> _Information_

=== Begin Enclosure ===

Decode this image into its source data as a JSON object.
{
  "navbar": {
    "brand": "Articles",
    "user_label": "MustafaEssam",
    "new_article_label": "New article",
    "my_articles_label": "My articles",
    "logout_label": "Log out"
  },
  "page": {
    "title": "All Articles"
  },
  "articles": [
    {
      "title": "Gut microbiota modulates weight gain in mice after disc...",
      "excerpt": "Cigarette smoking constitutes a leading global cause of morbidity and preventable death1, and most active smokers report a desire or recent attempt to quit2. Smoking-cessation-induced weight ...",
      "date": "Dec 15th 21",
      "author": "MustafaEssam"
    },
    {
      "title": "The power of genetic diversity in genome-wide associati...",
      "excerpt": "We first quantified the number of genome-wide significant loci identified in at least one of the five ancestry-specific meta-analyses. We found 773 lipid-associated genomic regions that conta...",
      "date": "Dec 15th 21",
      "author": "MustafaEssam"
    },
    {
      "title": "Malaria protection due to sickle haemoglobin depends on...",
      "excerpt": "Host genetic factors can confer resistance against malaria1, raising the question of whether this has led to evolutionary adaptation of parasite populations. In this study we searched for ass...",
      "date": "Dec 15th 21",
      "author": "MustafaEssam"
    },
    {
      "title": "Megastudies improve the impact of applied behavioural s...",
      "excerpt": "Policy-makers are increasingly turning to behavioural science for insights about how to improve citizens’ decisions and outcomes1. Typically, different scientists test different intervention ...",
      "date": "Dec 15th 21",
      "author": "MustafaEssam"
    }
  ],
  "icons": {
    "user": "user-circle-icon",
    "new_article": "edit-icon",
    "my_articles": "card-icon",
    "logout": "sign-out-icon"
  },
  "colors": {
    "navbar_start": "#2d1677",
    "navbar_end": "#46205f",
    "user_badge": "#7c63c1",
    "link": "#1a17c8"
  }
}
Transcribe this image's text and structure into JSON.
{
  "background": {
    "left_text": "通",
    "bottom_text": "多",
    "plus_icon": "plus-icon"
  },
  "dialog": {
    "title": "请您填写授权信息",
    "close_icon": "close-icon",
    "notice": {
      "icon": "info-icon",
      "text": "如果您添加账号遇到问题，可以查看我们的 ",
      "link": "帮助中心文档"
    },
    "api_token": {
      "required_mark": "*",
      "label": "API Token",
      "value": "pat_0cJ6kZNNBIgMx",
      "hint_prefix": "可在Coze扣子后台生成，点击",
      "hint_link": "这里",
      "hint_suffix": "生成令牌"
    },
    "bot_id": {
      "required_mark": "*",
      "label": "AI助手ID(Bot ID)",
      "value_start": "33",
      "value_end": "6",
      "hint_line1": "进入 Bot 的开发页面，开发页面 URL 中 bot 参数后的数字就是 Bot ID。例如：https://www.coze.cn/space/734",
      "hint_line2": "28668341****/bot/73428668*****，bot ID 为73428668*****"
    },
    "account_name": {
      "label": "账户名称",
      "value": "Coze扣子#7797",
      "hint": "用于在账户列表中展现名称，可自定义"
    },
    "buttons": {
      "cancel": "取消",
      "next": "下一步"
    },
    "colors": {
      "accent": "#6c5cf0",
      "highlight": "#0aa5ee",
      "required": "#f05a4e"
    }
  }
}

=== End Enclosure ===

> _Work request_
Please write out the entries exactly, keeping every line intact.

> _Response to the exercise_
Decode this image into its source data as a JSON object.
{
  "navbar": {
    "brand": "Articles",
    "user_label": "MustafaEssam",
    "new_article_label": "New article",
    "my_articles_label": "My articles",
    "logout_label": "Log out"
  },
  "page": {
    "title": "All Articles"
  },
  "articles": [
    {
      "title": "Gut microbiota modulates weight gain in mice after disc...",
      "excerpt": "Cigarette smoking constitutes a leading global cause of morbidity and preventable death1, and most active smokers report a desire or recent attempt to quit2. Smoking-cessation-induced weight ...",
      "date": "Dec 15th 21",
      "author": "MustafaEssam"
    },
    {
      "title": "The power of genetic diversity in genome-wide associati...",
      "excerpt": "We first quantified the number of genome-wide significant loci identified in at least one of the five ancestry-specific meta-analyses. We found 773 lipid-associated genomic regions that conta...",
      "date": "Dec 15th 21",
      "author": "MustafaEssam"
    },
    {
      "title": "Malaria protection due to sickle haemoglobin depends on...",
      "excerpt": "Host genetic factors can confer resistance against malaria1, raising the question of whether this has led to evolutionary adaptation of parasite populations. In this study we searched for ass...",
      "date": "Dec 15th 21",
      "author": "MustafaEssam"
    },
    {
      "title": "Megastudies improve the impact of applied behavioural s...",
      "excerpt": "Policy-makers are increasingly turning to behavioural science for insights about how to improve citizens’ decisions and outcomes1. Typically, different scientists test different intervention ...",
      "date": "Dec 15th 21",
      "author": "MustafaEssam"
    }
  ],
  "icons": {
    "user": "user-circle-icon",
    "new_article": "edit-icon",
    "my_articles": "card-icon",
    "logout": "sign-out-icon"
  },
  "colors": {
    "navbar_start": "#2d1677",
    "navbar_end": "#46205f",
    "user_badge": "#7c63c1",
    "link": "#1a17c8"
  }
}
Transcribe this image's text and structure into JSON.
{
  "background": {
    "left_text": "通",
    "bottom_text": "多",
    "plus_icon": "plus-icon"
  },
  "dialog": {
    "title": "请您填写授权信息",
    "close_icon": "close-icon",
    "notice": {
      "icon": "info-icon",
      "text": "如果您添加账号遇到问题，可以查看我们的 ",
      "link": "帮助中心文档"
    },
    "api_token": {
      "required_mark": "*",
      "label": "API Token",
      "value": "pat_0cJ6kZNNBIgMx",
      "hint_prefix": "可在Coze扣子后台生成，点击",
      "hint_link": "这里",
      "hint_suffix": "生成令牌"
    },
    "bot_id": {
      "required_mark": "*",
      "label": "AI助手ID(Bot ID)",
      "value_start": "33",
      "value_end": "6",
      "hint_line1": "进入 Bot 的开发页面，开发页面 URL 中 bot 参数后的数字就是 Bot ID。例如：https://www.coze.cn/space/734",
      "hint_line2": "28668341****/bot/73428668*****，bot ID 为73428668*****"
    },
    "account_name": {
      "label": "账户名称",
      "value": "Coze扣子#7797",
      "hint": "用于在账户列表中展现名称，可自定义"
    },
    "buttons": {
      "cancel": "取消",
      "next": "下一步"
    },
    "colors": {
      "accent": "#6c5cf0",
      "highlight": "#0aa5ee",
      "required": "#f05a4e"
    }
  }
}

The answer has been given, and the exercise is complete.